Advanced Glossing is not a tool, although it has served for general orientation in the development of the data model underlying ELAN, and it can be widely implemented with that tool. Also the Toolbox tool can be configured in a way that implements the Advanced Glossing scheme (see reference below).

In its original form, Advanced Glossing proposes 13 lines for Syntactic Glossing Tables (each S.G. table annotating a sentence or analog unit in speech) and 13 lines for Morphological Glossing Tables (each M.G. table annotating a single word form), with a few instances of overlap within and among the two types of tables. Of course, filling all lines in for a text would be very time consuming. But A.G. has never been meant as an obligatory maximum scheme, but rather as a point of reference which can serve to identify and classify different types of annotation. For instance, the traditional interlinear glossings (IMT ``Interlinear Morpheme-by-Morpheme Translations/Glosses´´, often used in descriptive texts and by typologists, see the Leipzig Glossing Rules) can be described in terms of lines (data categories) of Advanced Glossing, making its content more explicit.
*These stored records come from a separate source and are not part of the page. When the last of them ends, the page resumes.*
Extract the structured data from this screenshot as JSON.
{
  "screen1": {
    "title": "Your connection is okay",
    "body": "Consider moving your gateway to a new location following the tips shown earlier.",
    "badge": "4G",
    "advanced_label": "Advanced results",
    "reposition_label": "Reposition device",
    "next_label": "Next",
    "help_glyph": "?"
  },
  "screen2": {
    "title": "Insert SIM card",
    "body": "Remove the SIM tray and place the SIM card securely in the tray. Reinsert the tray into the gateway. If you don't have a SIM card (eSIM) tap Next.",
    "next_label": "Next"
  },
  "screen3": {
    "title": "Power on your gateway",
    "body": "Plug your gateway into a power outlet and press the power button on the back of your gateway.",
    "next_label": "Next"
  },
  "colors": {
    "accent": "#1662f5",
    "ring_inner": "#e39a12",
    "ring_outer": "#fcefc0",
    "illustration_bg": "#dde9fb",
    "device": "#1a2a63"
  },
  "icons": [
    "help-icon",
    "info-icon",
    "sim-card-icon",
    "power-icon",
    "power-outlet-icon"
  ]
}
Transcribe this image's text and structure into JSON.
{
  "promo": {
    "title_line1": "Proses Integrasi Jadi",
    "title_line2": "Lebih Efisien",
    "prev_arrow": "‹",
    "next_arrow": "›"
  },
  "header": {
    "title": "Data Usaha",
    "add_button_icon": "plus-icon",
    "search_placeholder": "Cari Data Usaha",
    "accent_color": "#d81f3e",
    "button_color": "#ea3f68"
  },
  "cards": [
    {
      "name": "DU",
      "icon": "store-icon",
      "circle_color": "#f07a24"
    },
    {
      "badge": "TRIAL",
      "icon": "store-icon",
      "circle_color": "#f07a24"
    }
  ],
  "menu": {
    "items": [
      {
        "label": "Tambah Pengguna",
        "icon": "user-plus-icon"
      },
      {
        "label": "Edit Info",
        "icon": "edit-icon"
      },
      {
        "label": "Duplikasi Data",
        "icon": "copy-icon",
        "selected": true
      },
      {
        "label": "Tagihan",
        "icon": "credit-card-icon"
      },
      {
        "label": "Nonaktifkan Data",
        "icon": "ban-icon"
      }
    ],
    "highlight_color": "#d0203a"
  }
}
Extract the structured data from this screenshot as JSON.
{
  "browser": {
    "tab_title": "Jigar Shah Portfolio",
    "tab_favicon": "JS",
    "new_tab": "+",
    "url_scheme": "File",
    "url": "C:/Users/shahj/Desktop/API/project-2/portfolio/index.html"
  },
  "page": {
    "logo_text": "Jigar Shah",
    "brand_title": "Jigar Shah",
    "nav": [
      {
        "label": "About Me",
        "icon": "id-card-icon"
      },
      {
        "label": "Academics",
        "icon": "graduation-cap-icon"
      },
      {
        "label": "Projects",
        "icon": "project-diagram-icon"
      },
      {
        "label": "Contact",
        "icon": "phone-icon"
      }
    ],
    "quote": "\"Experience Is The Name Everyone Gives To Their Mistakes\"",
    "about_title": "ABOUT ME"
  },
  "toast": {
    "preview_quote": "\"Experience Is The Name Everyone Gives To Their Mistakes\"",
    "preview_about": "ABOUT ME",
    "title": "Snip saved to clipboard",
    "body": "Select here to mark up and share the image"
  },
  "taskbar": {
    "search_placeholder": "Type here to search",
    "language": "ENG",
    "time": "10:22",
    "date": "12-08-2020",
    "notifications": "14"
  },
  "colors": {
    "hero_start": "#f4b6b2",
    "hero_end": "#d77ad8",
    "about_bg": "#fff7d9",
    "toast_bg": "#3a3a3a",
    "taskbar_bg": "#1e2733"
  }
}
'Advanced Glossing, a Language Documentation Format' by Hans-Heinrich Lieb and Sebastian Drude (2000) (Unpublished DOBES working paper). Available online at

'Advanced Glossing — a language documentation format and its implementation with Shoebox' by Sebastian Drude (2003). In: Proceedings of the LREC-Workshop in May 2002, Las Palmas: W1: International Workshop on Resources and Tools in Field Linguistics. Available online at

'Digitizing and annotating texts and field recordings in the Awetí Project' by Sebastian Drude (2003). Published online in the proceedings of the third EMELD conference on ``Digitizing and Annotating Texts and Field Recordings´´, together with the LSA Institute, Michigan State University, Lansing, Juli 2003.